“It definitely took us aback, and we really didn't know kind of what this meant. Was there long-term consequences? Was there anything deeper? We had all sorts of stuff racing through our mind,” Matt Denefe said. “Dr. (Gresham) Richter was a huge blessing because the first time that we met him, he took all of our anxieties and stresses and just relinquished them. He put us at peace, made us stop assuming the worst.”
Gresham Richter, M.D., is a pediatric otolaryngologist, chief of Pediatric Otolaryngology and director of the Vascular Anomalies Center of Excellence at Arkansas Children’s Hospital and professor and vice chair of Pediatric Otolaryngology in the Department of Otolaryngology at the University of Arkansas for Medical Sciences. He has performed about 15 laser therapies on Denefe since she was 6 months old. The treatments lessen the color of the malformation.
“She's a wonderful girl who has a beautiful personality and has an amazing attitude considering she has a vascular malformation on her face,” Richter said, adding at ACH, “we have a cadre of lasers that allow us to treat a whole variety of different colors, shapes and sizes of vascular malformations. We call this selective photothermolysis, which means we are selectively using laser energy or light to heat up the blood vessels specifically that are abnormal without injuring the surrounding soft tissue.”
Denefe has a multidisciplinary care team, including an ophthalmologist, ENT and dentist. Matt Denefe said seeing all the medical experts in a one-day visit is ideal, especially after moving from central to northwest Arkansas.
The medical team focuses on ensuring the slow-growing vascular birthmark does not impact her eye and gives special attention to the gum line so the extra growth does not cause any shifting.
“Faith’s capillary malformation is improving with the various laser therapies we're using to treat her. I don't think you ever truly cure a capillary malformation, although we can lighten it to the point where she only needs a treatment every couple of years or every five years,” Richter said, adding the number of treatments varies by patient. “So will it ever be completely gone? Remember this is part of her and it’s part of what makes her unique and wonderful in so many ways.”
Even though she’s facing more treatments throughout her life, Faith doesn’t mind visiting Arkansas Children’s Hospital.
"(Dr. Richter) is funny, and he always gives me a fist bump when he comes in the room,” she said. “The nurses always give me high-fives when they come in the room, and sometimes they give me suckers.”
Matt Denefe said other families should choose Arkansas Children’s because “it’s a home.”
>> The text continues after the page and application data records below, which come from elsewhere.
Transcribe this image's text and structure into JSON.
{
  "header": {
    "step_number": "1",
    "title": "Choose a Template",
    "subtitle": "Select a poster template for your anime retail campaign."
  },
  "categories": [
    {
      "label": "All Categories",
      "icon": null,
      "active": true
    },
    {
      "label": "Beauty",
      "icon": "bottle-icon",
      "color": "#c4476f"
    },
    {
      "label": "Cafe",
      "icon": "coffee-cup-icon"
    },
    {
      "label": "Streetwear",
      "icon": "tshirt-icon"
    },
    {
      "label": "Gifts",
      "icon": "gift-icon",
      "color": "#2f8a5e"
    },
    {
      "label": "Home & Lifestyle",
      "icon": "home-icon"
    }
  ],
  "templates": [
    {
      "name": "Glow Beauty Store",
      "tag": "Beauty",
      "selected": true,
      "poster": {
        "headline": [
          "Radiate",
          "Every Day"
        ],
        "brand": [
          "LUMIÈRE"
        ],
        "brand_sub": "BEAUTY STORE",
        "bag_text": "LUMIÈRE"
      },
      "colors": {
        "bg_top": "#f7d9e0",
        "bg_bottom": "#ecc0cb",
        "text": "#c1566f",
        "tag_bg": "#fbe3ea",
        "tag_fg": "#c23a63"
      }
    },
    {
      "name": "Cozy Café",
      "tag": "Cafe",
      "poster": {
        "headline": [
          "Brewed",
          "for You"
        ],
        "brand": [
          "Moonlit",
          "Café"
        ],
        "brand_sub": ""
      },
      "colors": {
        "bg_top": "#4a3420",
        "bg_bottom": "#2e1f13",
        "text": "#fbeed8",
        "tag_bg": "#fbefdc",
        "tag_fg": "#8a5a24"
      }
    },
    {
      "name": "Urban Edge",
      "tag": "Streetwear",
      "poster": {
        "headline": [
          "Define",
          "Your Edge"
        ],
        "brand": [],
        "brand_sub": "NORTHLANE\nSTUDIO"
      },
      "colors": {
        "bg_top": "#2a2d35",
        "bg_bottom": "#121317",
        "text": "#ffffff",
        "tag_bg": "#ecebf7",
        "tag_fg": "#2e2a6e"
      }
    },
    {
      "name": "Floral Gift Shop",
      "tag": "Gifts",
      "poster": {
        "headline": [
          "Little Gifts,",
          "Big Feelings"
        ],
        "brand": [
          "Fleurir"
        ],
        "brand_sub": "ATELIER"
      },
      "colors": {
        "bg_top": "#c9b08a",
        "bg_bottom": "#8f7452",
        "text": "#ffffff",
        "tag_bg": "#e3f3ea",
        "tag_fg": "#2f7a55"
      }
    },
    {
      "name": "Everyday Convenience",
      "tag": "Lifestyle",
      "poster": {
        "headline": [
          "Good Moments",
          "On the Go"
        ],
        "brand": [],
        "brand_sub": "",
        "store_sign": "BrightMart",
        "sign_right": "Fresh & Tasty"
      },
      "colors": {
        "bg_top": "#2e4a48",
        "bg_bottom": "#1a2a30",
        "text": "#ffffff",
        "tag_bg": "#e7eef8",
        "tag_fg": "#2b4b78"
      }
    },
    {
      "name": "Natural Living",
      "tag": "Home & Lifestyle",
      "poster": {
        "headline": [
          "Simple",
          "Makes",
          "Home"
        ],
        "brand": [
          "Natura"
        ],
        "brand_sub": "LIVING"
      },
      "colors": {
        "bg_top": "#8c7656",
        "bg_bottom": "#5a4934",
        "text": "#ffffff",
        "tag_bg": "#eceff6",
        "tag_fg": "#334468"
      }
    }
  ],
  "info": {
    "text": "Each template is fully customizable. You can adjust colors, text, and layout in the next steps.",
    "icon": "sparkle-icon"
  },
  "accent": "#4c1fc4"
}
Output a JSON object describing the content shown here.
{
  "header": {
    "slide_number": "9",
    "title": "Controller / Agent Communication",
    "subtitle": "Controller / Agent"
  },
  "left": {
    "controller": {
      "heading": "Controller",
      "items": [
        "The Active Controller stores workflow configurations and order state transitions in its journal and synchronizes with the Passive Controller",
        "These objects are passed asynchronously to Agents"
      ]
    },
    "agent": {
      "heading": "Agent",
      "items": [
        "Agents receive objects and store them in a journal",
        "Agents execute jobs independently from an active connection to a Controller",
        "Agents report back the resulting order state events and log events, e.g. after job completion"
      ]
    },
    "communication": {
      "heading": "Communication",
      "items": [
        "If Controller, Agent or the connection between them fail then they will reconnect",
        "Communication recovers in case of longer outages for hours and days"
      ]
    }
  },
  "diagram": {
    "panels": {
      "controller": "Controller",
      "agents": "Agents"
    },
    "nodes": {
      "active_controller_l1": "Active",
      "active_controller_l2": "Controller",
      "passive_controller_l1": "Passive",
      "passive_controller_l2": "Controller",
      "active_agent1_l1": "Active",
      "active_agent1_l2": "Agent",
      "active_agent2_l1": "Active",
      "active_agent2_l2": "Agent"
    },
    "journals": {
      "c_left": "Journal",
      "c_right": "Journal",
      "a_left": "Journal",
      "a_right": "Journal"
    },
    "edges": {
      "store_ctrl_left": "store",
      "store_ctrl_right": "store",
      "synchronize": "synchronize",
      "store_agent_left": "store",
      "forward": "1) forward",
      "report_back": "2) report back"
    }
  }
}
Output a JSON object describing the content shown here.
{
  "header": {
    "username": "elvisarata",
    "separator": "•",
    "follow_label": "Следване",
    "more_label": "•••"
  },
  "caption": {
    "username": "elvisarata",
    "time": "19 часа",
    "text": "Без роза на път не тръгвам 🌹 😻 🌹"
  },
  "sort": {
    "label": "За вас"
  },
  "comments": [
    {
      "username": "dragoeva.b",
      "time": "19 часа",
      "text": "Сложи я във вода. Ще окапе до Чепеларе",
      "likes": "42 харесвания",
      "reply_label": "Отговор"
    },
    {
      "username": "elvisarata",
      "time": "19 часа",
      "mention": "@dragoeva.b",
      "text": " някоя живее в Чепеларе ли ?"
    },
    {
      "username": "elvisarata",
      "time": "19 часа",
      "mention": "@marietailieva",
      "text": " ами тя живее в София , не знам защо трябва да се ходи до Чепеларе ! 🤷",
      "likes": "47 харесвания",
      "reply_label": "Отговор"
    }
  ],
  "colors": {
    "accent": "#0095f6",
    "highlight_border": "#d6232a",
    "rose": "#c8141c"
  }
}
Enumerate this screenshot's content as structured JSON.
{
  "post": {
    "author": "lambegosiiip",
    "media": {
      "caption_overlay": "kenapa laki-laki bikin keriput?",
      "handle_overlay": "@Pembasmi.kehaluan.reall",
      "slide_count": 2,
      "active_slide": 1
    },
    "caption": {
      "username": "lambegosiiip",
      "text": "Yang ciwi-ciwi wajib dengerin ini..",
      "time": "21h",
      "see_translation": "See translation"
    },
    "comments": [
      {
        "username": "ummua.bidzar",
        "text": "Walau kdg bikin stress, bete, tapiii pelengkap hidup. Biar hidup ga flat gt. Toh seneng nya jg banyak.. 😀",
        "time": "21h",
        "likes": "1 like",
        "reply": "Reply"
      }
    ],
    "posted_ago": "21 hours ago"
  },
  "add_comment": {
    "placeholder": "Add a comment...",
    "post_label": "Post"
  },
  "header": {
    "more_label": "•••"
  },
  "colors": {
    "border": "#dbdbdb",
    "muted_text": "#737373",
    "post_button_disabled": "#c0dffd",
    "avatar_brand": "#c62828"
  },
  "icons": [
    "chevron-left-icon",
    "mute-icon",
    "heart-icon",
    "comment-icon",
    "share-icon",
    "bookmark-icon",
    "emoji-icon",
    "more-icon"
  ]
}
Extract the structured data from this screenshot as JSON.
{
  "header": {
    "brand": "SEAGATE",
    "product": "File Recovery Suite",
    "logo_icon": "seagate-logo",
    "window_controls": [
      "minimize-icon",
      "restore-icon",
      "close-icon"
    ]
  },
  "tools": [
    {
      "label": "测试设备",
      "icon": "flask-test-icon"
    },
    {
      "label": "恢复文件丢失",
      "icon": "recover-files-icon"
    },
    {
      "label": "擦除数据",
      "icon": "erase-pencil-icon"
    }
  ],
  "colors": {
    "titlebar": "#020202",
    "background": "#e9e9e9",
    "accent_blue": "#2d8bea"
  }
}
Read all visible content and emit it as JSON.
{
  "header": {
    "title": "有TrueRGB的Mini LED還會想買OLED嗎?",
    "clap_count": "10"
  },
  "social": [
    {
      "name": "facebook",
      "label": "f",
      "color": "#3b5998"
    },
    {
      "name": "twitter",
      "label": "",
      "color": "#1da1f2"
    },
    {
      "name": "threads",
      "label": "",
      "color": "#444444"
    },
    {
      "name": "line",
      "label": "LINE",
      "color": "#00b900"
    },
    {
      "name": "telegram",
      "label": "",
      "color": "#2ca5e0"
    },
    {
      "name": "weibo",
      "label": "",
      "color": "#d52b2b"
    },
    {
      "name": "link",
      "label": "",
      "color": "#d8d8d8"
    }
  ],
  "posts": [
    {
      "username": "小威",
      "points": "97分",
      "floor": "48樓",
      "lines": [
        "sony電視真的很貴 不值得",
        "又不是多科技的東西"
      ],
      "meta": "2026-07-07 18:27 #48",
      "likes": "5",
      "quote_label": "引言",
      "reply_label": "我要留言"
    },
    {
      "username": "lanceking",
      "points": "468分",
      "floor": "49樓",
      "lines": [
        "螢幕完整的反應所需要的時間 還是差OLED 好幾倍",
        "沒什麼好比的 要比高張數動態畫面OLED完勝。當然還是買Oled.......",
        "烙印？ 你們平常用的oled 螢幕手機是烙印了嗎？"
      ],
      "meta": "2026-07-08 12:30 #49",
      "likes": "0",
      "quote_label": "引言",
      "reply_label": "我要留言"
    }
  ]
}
“They really do just try to go out of the way to make things easy on the family and inviting for the kids,” he said. “Faith has never once been scared to come to a doctor's appointment. It's just been a welcoming place for everybody.”
The Vascular Anomalies Center of Excellence at Arkansas Children’s Hospital in Little Rock has state-of-the-art lasers to provide individualized treatment for patients with various vascular malformation colors, shapes and sizes. Dr. Gresham Richter explained more about the two lasers used in Faith Denefe’s surgeries:
“We use two lasers. What we'll do at times is use a double-pass technique where we go over the surface once to get the deep component of the skin and then change the settings just slightly so we can get the superficial part of skin,” Richter said. “So, we're getting two layers of the skin where the capillary malformation is embedded.”
Many people call them stork’s bite or angel’s kisses, but vascular birthmarks (medically called vascular anomalies) are abnormal blood vessels that people are born with. Most often, you’ll see them on a baby’s skin not long after they’re born. But they can also be found deeper than the skin and are discovered later in life as they grow.
The characteristics of this syndrome are a mixed venous-lymphatic malformation usually involving the extremities. There is usually a port wine like stain on the affected limb and there is usually a difference in size between the affected and nonaffected limb, the affected one being larger.